Senate Democratic Whip Dick Durbin warned a government shutdown is a very real possibility while condemning a White House immigration plan that demands an additional $18 billion in funds to construct a U.S.-Mexico border wall.

“President Trump has said he may need a good government shutdown to get his wall. With this demand, he seems to be heading in that direction,” the Illinois Democrat said in a statement Friday.

“It’s outrageous that the White House would undercut months of bipartisan efforts by again trying to put its entire wish-list of hardline anti-immigrant bills — plus an additional $18 billion in wall funding — on the backs of these young people,” the statement continued. “Bipartisan negotiations continue in good faith among senators who understand what is at stake, and I will continue my efforts to reach a bipartisan agreement.”

The administration is requesting the $18 billion to go toward a “border wall system” over the course of the next 10 years, according to a White House document that a bipartisan group of senators received on Friday.

The document notes that it does not include additional Trump administration immigration priorities, including ending the diversity visa lottery program and family-based immigration laws, which were drafted largely by White House senior policy adviser Stephen Miller.

The request calls for 722 miles of border wall.

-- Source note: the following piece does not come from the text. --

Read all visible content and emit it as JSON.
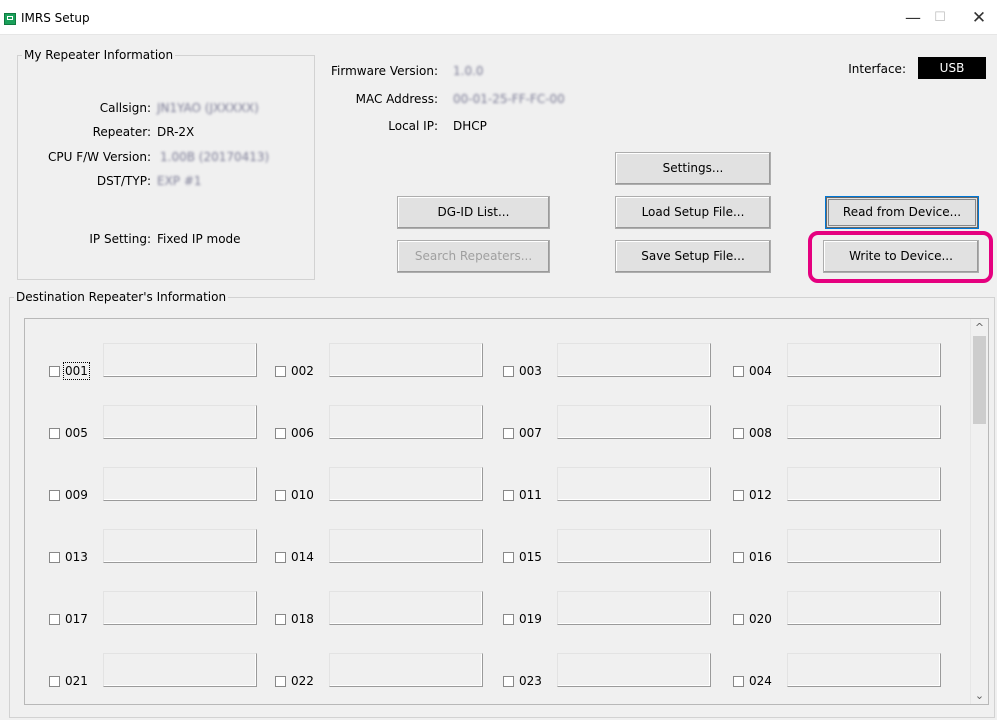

This includes constructing 316 miles of a new wall and 407 miles of “replacement and secondary wall.”

“Border wall system is a critical capability that provides ‘impedance and denial’ giving the Border Patrol the ability to slow and stop illegal cross border activity,” the document says.

The plan also requests $5.7 billion over the course of five years to go toward technology, such as drones and sensors, to help secure the border; $1.025 billion over five years to update and create new roads; and $8.5 billion over seven years to increase security personnel, such as border patrol agents and Air and Marine Operations agents.

Republicans and Democrats are vying to pass bipartisan legislation that would enhance border security and also would protect those covered by the Deferred Actions for Childhood Arrivals program from deportation. Democrats insist that the deal be included in a spending bill that must be passed prior to Jan. 19 in order to prevent a government shutdown.